Now, 1 trillion already sounds high, but 20 trillion - really? That's more than the annual GDP of the US. Throwing big numbers around just goes to show there needs to be some more analytical rigor applied to the debate. Until then, these amounts won't stick.

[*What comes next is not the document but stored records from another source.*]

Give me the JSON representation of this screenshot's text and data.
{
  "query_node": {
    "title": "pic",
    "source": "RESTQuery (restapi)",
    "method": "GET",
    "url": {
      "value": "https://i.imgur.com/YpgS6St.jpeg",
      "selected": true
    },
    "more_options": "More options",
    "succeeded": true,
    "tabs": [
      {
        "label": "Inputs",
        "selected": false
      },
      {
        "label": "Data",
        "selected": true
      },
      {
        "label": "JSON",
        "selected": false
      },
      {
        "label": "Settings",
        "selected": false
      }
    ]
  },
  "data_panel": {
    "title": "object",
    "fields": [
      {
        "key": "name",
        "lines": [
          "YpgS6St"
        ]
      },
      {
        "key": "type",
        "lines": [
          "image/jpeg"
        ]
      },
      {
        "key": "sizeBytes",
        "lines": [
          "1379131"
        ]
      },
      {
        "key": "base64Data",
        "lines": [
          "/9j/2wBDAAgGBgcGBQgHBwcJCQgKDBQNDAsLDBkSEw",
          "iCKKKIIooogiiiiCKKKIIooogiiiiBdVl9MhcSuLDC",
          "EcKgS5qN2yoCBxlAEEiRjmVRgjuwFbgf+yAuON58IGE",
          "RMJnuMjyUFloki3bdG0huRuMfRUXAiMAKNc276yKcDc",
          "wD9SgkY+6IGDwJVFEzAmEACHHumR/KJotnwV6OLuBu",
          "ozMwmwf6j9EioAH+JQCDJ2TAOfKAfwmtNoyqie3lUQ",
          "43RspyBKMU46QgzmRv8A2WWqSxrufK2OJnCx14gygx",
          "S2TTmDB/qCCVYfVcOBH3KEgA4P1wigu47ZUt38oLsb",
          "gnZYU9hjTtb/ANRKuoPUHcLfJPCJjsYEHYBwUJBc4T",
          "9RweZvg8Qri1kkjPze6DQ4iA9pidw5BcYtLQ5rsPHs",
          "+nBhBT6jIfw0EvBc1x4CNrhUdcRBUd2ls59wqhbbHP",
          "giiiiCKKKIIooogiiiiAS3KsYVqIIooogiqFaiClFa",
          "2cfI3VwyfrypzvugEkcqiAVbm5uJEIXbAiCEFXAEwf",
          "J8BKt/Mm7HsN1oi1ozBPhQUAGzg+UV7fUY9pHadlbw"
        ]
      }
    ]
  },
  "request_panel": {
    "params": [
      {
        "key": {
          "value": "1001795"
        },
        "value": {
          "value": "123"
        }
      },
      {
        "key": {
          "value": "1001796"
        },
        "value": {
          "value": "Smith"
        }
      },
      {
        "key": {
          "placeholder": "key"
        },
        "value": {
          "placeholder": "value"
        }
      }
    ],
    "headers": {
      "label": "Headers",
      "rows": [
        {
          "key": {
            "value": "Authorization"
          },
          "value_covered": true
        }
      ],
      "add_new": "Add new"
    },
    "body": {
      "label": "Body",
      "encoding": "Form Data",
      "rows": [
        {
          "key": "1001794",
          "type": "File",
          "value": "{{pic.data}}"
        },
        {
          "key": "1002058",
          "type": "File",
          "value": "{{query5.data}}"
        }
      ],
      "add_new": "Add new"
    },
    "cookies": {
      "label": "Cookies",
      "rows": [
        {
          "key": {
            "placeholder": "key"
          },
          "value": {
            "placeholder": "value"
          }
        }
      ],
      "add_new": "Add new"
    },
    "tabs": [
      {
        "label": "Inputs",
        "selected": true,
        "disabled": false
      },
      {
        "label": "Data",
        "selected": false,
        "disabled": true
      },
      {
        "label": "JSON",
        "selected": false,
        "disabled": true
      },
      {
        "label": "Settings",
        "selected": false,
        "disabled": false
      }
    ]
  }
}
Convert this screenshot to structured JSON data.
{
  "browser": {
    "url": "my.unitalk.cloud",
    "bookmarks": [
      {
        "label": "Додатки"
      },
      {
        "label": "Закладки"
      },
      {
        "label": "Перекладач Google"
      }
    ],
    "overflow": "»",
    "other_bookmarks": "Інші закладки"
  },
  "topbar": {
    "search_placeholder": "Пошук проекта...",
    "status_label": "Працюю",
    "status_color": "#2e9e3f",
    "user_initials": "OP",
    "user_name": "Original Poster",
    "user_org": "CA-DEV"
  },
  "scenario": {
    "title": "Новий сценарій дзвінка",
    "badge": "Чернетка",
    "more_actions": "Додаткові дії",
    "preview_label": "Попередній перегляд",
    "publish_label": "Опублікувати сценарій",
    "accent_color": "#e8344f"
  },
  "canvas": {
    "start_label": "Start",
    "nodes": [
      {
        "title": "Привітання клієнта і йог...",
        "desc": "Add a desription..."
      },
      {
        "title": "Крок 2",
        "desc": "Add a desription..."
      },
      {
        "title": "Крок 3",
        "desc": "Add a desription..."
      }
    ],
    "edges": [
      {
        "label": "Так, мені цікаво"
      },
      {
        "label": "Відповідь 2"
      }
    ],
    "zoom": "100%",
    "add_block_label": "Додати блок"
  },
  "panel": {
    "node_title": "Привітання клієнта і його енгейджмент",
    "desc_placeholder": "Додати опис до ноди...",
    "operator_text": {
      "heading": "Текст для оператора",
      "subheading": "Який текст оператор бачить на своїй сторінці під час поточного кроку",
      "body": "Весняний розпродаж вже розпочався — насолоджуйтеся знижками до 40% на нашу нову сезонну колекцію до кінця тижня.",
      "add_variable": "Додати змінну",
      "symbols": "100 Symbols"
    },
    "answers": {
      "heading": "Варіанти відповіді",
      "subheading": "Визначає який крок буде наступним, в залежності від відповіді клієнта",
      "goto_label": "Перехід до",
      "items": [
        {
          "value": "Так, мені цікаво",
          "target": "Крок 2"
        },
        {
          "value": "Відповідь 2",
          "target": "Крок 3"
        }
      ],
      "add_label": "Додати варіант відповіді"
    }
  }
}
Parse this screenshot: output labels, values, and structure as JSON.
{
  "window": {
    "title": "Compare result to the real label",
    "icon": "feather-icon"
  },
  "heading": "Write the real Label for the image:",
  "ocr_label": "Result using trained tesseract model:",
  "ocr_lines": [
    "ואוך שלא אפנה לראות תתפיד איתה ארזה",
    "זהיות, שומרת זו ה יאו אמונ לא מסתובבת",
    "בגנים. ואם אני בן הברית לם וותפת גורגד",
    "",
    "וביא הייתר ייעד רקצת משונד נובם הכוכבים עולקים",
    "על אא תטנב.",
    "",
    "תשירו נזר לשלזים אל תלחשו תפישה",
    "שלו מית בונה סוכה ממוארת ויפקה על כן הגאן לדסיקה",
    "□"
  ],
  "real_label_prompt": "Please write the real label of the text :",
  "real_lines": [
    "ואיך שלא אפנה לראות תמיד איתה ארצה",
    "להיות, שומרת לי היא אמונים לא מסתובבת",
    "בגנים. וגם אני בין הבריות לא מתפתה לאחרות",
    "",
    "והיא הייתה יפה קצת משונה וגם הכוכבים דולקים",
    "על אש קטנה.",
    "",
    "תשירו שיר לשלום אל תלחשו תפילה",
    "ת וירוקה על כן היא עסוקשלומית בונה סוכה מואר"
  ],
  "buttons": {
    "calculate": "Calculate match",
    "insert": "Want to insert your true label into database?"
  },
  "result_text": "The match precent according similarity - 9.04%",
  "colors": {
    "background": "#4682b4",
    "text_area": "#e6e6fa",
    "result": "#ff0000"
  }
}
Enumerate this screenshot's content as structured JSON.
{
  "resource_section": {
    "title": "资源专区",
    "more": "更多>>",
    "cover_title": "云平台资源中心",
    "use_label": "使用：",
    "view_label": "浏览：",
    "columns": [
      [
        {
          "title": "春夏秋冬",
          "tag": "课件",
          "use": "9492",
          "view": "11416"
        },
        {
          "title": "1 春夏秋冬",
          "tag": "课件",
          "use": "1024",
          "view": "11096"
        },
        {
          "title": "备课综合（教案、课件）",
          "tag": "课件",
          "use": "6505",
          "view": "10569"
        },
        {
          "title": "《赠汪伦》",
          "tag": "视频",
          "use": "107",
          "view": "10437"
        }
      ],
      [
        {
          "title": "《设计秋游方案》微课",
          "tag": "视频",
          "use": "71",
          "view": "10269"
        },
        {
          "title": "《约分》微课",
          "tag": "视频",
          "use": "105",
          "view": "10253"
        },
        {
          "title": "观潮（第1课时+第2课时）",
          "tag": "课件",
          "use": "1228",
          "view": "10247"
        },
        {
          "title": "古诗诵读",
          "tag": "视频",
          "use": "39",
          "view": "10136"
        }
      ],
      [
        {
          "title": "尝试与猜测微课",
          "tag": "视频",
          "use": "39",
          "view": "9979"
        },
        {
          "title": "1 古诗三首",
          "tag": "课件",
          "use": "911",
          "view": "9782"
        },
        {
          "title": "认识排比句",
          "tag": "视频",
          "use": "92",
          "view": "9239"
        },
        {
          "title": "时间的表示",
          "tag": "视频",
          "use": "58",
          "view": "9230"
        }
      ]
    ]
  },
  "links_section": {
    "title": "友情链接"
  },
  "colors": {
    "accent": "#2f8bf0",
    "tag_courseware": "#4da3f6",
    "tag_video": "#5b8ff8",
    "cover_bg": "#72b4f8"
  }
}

NIHs Collins told a Senate appropriations subcommittee that theres a "very frightening cost curve." In 2050, when more than 13 million Americans are projected to have Alzheimers, the bill is expected to reach a staggering $1 trillion. But he said that cost could be halved merely by finding a way to delay people getting Alzheimers by five years.Monday, Republican presidential contender Newt Gingrich jumped into the debate, saying that over the next four decades Alzheimers could cost the government a total of $20 trillion. He suggested selling U.S. bonds to raise money for research rather than have the disease compete each year for a share of the federal budget.